● TASK MATERIAL
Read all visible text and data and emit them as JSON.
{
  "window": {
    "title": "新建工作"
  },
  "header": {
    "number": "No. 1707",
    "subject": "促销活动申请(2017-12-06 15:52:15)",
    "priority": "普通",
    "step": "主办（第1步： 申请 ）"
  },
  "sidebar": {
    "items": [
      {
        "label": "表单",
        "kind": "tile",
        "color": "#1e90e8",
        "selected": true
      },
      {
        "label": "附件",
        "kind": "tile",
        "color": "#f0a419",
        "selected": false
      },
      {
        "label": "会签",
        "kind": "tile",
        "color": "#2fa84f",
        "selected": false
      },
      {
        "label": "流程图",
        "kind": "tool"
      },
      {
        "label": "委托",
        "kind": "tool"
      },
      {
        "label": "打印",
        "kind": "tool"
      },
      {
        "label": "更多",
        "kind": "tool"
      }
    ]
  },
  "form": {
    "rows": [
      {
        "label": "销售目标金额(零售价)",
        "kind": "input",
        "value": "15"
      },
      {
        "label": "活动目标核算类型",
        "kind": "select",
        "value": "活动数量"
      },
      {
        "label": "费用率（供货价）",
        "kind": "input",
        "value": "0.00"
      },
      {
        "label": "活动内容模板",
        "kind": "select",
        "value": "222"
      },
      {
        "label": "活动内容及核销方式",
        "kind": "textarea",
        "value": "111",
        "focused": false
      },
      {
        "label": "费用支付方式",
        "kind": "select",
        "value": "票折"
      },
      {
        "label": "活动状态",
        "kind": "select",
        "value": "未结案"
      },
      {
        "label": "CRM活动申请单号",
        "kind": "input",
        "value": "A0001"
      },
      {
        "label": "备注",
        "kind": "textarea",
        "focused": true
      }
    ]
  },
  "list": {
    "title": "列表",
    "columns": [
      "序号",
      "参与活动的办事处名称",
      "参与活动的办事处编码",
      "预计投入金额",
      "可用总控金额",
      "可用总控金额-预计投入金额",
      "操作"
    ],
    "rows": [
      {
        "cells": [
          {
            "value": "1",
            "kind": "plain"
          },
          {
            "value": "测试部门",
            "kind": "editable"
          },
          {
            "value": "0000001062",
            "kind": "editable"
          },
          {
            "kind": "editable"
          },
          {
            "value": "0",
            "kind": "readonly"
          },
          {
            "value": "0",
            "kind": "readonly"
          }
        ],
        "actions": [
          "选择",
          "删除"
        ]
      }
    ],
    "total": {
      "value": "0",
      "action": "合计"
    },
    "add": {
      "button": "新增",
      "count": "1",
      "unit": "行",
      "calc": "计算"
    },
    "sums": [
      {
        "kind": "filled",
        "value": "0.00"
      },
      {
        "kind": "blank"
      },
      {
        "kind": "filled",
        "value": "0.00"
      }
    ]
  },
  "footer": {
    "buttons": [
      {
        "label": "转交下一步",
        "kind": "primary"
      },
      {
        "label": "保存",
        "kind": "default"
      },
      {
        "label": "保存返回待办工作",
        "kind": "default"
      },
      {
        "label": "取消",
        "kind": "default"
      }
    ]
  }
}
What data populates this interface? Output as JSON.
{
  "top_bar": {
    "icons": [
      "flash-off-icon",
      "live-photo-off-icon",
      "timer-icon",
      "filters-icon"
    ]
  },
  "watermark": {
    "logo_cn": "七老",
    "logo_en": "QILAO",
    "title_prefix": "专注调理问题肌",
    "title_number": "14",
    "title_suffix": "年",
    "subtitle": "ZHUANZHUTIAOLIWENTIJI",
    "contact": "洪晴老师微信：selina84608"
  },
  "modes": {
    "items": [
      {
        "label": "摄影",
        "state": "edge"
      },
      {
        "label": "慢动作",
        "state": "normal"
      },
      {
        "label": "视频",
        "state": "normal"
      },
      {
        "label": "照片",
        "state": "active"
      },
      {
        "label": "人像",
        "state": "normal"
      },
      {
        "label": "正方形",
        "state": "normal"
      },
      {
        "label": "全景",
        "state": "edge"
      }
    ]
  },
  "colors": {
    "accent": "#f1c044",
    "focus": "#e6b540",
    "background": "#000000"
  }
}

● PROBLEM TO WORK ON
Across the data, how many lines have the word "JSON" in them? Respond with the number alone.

● TASK SOLUTION
2